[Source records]
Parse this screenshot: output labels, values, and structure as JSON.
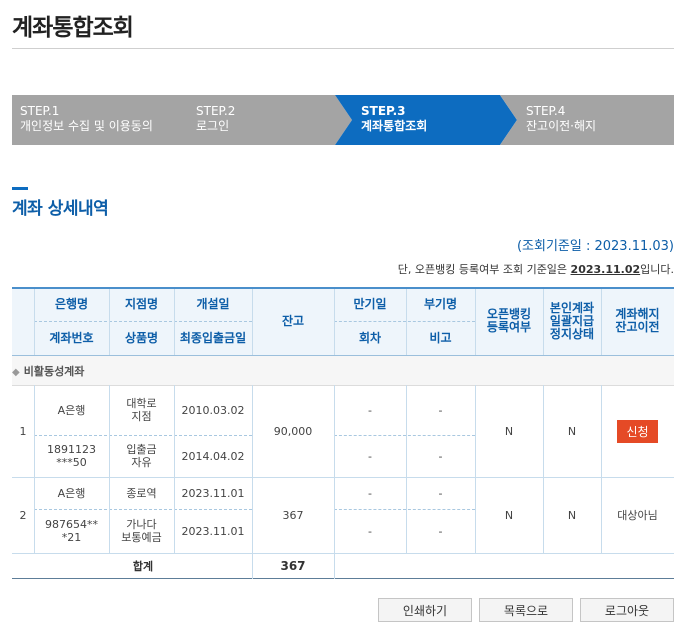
{
  "page": {
    "title": "계좌통합조회"
  },
  "steps": [
    {
      "title": "STEP.1",
      "desc": "개인정보 수집 및 이용동의"
    },
    {
      "title": "STEP.2",
      "desc": "로그인"
    },
    {
      "title": "STEP.3",
      "desc": "계좌통합조회"
    },
    {
      "title": "STEP.4",
      "desc": "잔고이전·해지"
    }
  ],
  "section": {
    "title": "계좌 상세내역",
    "inquiry_date": "(조회기준일 : 2023.11.03)",
    "note_prefix": "단, 오픈뱅킹 등록여부 조회 기준일은 ",
    "note_date": "2023.11.02",
    "note_suffix": "입니다."
  },
  "table": {
    "headers": {
      "bank": "은행명",
      "account_no": "계좌번호",
      "branch": "지점명",
      "product": "상품명",
      "open_date": "개설일",
      "last_txn": "최종입출금일",
      "balance": "잔고",
      "maturity": "만기일",
      "installment": "회차",
      "attachment": "부기명",
      "remark": "비고",
      "openbanking": "오픈뱅킹\n등록여부",
      "suspension": "본인계좌\n일괄지급\n정지상태",
      "close_transfer": "계좌해지\n잔고이전"
    },
    "group_label": "비활동성계좌",
    "rows": [
      {
        "no": "1",
        "bank": "A은행",
        "account_no": "1891123\n***50",
        "branch": "대학로\n지점",
        "product": "입출금\n자유",
        "open_date": "2010.03.02",
        "last_txn": "2014.04.02",
        "balance": "90,000",
        "maturity": "-",
        "installment": "-",
        "attachment": "-",
        "remark": "-",
        "openbanking": "N",
        "suspension": "N",
        "action": "신청"
      },
      {
        "no": "2",
        "bank": "A은행",
        "account_no": "987654**\n*21",
        "branch": "종로역",
        "product": "가나다\n보통예금",
        "open_date": "2023.11.01",
        "last_txn": "2023.11.01",
        "balance": "367",
        "maturity": "-",
        "installment": "-",
        "attachment": "-",
        "remark": "-",
        "openbanking": "N",
        "suspension": "N",
        "action": "대상아님"
      }
    ],
    "total_label": "합계",
    "total_value": "367"
  },
  "buttons": {
    "print": "인쇄하기",
    "list": "목록으로",
    "logout": "로그아웃"
  },
  "colors": {
    "accent": "#0d6cc0",
    "step_inactive": "#a4a4a4",
    "apply": "#e54a26"
  }
}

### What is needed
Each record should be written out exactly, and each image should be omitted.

### Expected answer
Parse this screenshot: output labels, values, and structure as JSON.
{
  "page": {
    "title": "계좌통합조회"
  },
  "steps": [
    {
      "title": "STEP.1",
      "desc": "개인정보 수집 및 이용동의"
    },
    {
      "title": "STEP.2",
      "desc": "로그인"
    },
    {
      "title": "STEP.3",
      "desc": "계좌통합조회"
    },
    {
      "title": "STEP.4",
      "desc": "잔고이전·해지"
    }
  ],
  "section": {
    "title": "계좌 상세내역",
    "inquiry_date": "(조회기준일 : 2023.11.03)",
    "note_prefix": "단, 오픈뱅킹 등록여부 조회 기준일은 ",
    "note_date": "2023.11.02",
    "note_suffix": "입니다."
  },
  "table": {
    "headers": {
      "bank": "은행명",
      "account_no": "계좌번호",
      "branch": "지점명",
      "product": "상품명",
      "open_date": "개설일",
      "last_txn": "최종입출금일",
      "balance": "잔고",
      "maturity": "만기일",
      "installment": "회차",
      "attachment": "부기명",
      "remark": "비고",
      "openbanking": "오픈뱅킹\n등록여부",
      "suspension": "본인계좌\n일괄지급\n정지상태",
      "close_transfer": "계좌해지\n잔고이전"
    },
    "group_label": "비활동성계좌",
    "rows": [
      {
        "no": "1",
        "bank": "A은행",
        "account_no": "1891123\n***50",
        "branch": "대학로\n지점",
        "product": "입출금\n자유",
        "open_date": "2010.03.02",
        "last_txn": "2014.04.02",
        "balance": "90,000",
        "maturity": "-",
        "installment": "-",
        "attachment": "-",
        "remark": "-",
        "openbanking": "N",
        "suspension": "N",
        "action": "신청"
      },
      {
        "no": "2",
        "bank": "A은행",
        "account_no": "987654**\n*21",
        "branch": "종로역",
        "product": "가나다\n보통예금",
        "open_date": "2023.11.01",
        "last_txn": "2023.11.01",
        "balance": "367",
        "maturity": "-",
        "installment": "-",
        "attachment": "-",
        "remark": "-",
        "openbanking": "N",
        "suspension": "N",
        "action": "대상아님"
      }
    ],
    "total_label": "합계",
    "total_value": "367"
  },
  "buttons": {
    "print": "인쇄하기",
    "list": "목록으로",
    "logout": "로그아웃"
  },
  "colors": {
    "accent": "#0d6cc0",
    "step_inactive": "#a4a4a4",
    "apply": "#e54a26"
  }
}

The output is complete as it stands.